Assignment - In the entries below, every line that contains "this" must be located and copied.

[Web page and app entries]
BEGIN
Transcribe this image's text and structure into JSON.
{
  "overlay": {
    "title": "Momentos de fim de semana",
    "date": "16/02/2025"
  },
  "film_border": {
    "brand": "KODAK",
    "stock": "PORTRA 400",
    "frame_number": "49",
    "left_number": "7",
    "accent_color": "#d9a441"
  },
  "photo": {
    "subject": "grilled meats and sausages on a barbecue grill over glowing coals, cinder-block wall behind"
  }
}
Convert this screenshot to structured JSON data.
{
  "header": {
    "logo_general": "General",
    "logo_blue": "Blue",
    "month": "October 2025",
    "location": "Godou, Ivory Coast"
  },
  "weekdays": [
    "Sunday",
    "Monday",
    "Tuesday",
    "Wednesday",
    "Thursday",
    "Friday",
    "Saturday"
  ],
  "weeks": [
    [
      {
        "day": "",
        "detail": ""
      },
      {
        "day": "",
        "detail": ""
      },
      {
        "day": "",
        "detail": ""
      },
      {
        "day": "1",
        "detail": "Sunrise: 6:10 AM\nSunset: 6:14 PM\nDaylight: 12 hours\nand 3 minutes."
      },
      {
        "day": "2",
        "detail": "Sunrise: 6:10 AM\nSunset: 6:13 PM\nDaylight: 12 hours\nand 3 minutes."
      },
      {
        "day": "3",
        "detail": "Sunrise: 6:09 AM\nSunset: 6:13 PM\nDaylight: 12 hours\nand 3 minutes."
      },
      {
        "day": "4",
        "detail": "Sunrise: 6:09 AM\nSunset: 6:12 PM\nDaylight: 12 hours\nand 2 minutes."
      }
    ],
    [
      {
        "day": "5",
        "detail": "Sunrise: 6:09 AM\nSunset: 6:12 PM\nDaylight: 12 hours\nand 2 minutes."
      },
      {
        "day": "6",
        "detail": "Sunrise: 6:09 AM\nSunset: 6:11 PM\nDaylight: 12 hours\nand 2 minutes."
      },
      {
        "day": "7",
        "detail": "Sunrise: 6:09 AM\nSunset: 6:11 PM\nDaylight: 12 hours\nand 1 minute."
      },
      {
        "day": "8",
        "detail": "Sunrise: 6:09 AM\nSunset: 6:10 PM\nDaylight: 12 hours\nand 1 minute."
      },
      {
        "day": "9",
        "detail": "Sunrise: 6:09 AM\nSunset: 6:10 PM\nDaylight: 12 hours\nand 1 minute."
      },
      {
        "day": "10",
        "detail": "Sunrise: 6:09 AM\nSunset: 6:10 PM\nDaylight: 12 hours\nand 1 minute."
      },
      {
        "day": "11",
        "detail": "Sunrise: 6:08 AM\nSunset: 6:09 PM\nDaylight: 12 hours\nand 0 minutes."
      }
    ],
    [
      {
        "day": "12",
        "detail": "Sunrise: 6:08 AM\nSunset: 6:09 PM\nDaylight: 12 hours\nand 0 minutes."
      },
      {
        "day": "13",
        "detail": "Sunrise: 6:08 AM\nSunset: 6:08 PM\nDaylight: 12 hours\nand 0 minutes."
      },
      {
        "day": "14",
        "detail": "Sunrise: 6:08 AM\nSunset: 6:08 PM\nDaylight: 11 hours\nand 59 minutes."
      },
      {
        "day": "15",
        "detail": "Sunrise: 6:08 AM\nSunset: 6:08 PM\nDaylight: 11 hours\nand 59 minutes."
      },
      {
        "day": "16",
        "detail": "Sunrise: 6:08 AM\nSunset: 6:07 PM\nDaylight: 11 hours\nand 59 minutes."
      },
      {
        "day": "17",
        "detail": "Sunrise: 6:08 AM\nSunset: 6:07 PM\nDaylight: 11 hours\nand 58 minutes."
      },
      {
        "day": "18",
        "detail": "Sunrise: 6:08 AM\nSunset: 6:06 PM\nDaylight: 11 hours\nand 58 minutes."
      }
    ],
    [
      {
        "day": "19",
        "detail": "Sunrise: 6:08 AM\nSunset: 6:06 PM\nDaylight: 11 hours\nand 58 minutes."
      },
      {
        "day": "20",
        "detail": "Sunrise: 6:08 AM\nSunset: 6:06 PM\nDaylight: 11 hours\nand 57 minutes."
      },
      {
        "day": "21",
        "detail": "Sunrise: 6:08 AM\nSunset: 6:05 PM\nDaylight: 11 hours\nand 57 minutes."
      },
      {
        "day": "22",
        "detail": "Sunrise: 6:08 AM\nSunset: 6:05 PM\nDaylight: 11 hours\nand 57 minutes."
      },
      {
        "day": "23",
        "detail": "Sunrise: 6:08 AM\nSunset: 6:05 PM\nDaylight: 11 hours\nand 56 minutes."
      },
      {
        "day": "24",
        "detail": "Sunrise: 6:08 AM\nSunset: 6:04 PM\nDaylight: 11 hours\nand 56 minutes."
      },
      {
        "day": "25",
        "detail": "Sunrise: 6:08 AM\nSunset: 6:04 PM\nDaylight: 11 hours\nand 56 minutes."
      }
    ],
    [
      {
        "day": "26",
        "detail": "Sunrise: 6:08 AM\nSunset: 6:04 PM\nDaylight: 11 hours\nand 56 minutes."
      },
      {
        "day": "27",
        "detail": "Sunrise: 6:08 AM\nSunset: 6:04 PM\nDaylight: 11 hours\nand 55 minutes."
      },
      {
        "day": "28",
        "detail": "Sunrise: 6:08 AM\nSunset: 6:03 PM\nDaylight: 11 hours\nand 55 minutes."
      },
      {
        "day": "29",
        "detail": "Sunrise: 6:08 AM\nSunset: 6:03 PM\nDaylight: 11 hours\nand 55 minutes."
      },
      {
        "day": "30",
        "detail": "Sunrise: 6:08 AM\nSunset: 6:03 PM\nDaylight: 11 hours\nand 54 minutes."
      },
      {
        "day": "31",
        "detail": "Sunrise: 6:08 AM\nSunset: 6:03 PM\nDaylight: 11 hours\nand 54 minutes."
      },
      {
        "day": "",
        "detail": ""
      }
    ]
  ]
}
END
Expected answer -
Transcribe this image's text and structure into JSON.
Convert this screenshot to structured JSON data.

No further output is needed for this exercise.